─── RECORD EXCERPTS
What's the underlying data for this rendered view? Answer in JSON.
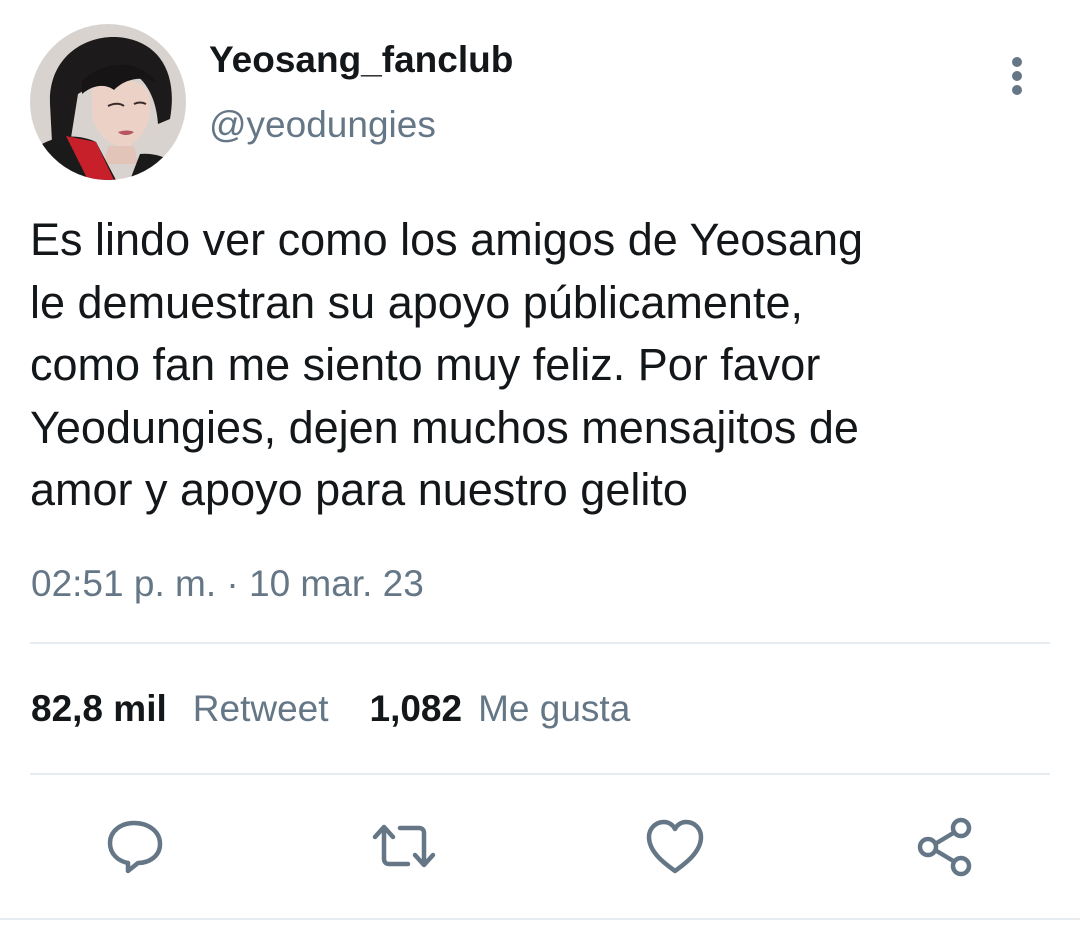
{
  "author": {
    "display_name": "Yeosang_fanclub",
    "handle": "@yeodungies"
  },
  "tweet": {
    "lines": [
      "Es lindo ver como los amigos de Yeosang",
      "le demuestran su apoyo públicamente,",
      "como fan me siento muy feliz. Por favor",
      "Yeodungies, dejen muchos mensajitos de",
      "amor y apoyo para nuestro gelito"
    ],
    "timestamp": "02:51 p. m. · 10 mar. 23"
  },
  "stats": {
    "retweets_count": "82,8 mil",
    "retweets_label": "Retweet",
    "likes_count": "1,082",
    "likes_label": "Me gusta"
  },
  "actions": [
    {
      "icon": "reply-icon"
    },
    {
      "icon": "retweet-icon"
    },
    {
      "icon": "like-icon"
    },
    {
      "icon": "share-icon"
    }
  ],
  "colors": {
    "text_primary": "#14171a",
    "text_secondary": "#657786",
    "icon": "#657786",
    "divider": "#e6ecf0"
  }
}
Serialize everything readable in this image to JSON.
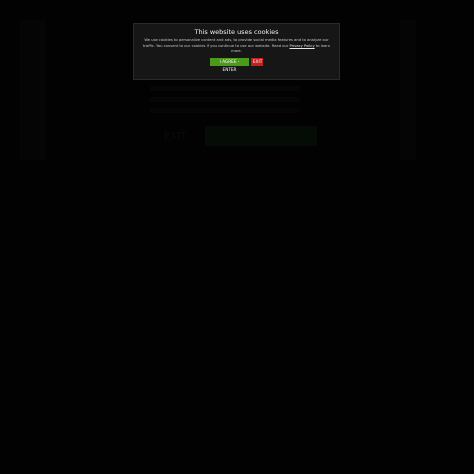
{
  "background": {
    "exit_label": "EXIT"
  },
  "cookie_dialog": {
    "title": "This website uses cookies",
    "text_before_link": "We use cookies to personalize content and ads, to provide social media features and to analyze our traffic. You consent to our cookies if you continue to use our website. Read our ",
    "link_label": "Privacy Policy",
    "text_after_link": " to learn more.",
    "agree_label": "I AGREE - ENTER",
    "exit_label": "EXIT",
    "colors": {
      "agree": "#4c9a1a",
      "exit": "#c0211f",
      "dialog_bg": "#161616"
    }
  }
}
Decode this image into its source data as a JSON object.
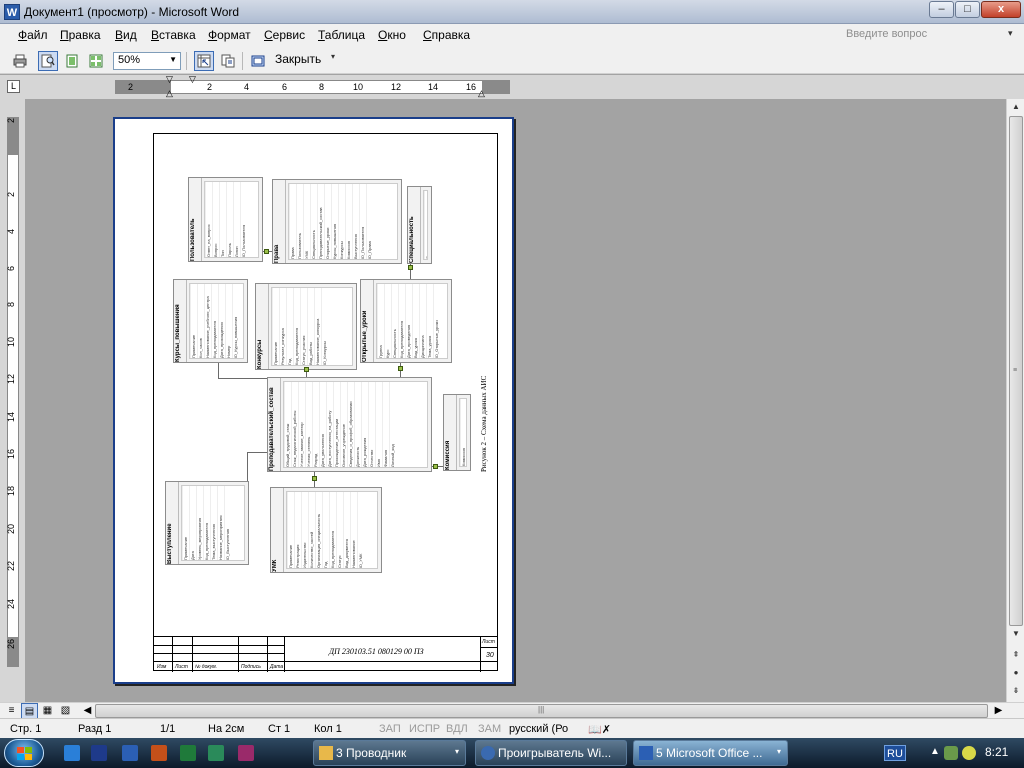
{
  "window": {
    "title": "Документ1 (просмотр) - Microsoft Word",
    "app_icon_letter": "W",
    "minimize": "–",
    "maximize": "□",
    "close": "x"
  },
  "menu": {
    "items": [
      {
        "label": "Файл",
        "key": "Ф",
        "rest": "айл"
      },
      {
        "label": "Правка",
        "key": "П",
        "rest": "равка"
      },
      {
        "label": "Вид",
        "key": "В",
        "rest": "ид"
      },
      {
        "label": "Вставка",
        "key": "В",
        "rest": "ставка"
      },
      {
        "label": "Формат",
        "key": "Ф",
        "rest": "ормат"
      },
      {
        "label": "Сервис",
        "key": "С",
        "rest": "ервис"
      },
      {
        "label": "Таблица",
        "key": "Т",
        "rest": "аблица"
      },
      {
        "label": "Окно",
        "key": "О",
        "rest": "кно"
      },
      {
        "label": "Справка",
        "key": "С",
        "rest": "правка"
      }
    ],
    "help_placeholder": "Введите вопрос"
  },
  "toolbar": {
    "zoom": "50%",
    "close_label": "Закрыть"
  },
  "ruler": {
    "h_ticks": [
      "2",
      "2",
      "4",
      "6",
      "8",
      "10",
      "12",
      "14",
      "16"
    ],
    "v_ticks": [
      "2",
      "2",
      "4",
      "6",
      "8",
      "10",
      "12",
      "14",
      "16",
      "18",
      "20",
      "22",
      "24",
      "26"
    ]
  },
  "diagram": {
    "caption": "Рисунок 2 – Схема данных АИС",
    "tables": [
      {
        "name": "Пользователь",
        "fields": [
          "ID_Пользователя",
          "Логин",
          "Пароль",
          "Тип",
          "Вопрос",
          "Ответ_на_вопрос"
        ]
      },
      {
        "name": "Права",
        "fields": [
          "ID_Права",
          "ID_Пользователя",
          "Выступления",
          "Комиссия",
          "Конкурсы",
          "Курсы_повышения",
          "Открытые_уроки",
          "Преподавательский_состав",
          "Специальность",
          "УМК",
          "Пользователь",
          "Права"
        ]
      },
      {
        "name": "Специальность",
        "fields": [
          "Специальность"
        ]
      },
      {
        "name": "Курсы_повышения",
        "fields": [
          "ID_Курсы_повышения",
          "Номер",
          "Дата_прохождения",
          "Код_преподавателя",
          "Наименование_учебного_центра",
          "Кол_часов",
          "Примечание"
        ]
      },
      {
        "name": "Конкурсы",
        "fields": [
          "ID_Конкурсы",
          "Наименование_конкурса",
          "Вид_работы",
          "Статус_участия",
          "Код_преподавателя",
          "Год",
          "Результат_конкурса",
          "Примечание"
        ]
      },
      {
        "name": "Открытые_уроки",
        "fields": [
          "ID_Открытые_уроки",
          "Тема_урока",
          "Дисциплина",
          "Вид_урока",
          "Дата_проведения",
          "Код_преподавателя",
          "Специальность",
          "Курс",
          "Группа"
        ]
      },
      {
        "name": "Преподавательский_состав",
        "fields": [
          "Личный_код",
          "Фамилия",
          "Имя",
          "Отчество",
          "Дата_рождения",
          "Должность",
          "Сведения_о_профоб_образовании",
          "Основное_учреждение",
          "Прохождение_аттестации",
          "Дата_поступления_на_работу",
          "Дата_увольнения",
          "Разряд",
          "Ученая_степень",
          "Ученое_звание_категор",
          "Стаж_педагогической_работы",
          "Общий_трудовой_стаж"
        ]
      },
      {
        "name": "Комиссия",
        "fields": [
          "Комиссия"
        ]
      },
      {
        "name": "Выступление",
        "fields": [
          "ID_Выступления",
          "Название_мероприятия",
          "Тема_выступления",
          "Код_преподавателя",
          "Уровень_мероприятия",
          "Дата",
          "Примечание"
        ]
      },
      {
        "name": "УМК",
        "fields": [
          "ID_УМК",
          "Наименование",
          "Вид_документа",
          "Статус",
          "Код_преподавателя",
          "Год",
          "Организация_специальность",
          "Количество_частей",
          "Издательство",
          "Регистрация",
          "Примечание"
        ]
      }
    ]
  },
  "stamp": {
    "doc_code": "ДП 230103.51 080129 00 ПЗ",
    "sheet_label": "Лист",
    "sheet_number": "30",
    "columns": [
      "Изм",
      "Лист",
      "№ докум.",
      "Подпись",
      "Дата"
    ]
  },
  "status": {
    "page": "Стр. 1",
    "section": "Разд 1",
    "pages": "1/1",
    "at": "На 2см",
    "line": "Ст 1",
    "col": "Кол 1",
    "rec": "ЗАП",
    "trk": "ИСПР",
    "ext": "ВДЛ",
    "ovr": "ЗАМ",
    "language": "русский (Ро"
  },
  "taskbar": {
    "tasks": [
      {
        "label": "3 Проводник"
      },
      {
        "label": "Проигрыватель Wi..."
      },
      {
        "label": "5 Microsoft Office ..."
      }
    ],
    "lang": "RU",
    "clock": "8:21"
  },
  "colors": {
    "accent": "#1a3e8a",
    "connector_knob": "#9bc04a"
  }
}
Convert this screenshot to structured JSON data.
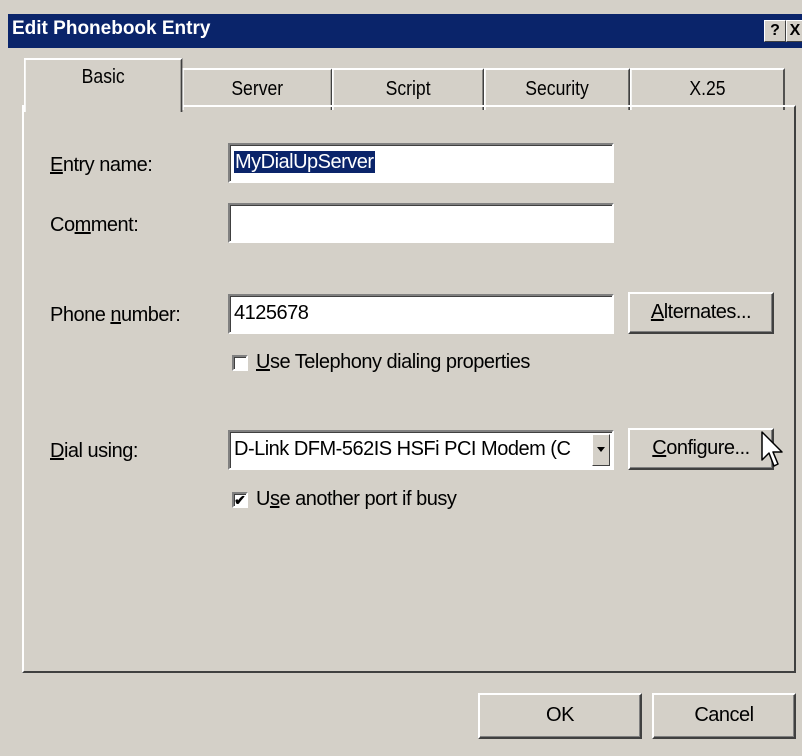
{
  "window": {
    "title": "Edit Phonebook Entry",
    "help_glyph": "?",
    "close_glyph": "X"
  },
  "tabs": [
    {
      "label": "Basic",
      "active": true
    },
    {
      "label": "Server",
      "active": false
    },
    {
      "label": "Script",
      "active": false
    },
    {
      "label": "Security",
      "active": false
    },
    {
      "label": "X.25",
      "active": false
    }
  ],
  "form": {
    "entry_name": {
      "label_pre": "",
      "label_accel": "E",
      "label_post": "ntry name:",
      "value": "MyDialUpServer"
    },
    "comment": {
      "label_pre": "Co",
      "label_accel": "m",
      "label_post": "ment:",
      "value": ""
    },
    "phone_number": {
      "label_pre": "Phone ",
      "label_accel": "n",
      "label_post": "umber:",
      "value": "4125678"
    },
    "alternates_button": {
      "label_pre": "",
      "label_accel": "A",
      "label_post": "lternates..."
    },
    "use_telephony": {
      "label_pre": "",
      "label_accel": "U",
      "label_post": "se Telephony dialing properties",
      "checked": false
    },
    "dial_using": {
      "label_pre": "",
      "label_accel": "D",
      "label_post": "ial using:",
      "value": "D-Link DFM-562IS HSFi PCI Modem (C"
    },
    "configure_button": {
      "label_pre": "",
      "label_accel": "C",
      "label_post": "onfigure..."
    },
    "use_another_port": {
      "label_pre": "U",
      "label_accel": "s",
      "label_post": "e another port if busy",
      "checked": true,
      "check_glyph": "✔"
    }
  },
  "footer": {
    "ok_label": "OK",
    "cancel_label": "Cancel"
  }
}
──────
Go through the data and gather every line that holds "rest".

        "rest": "айл"
        "rest": "равка"
        "rest": "ид"
        "rest": "ставка"
        "rest": "ормат"
        "rest": "ервис"
        "rest": "аблица"
        "rest": "кно"
        "rest": "правка"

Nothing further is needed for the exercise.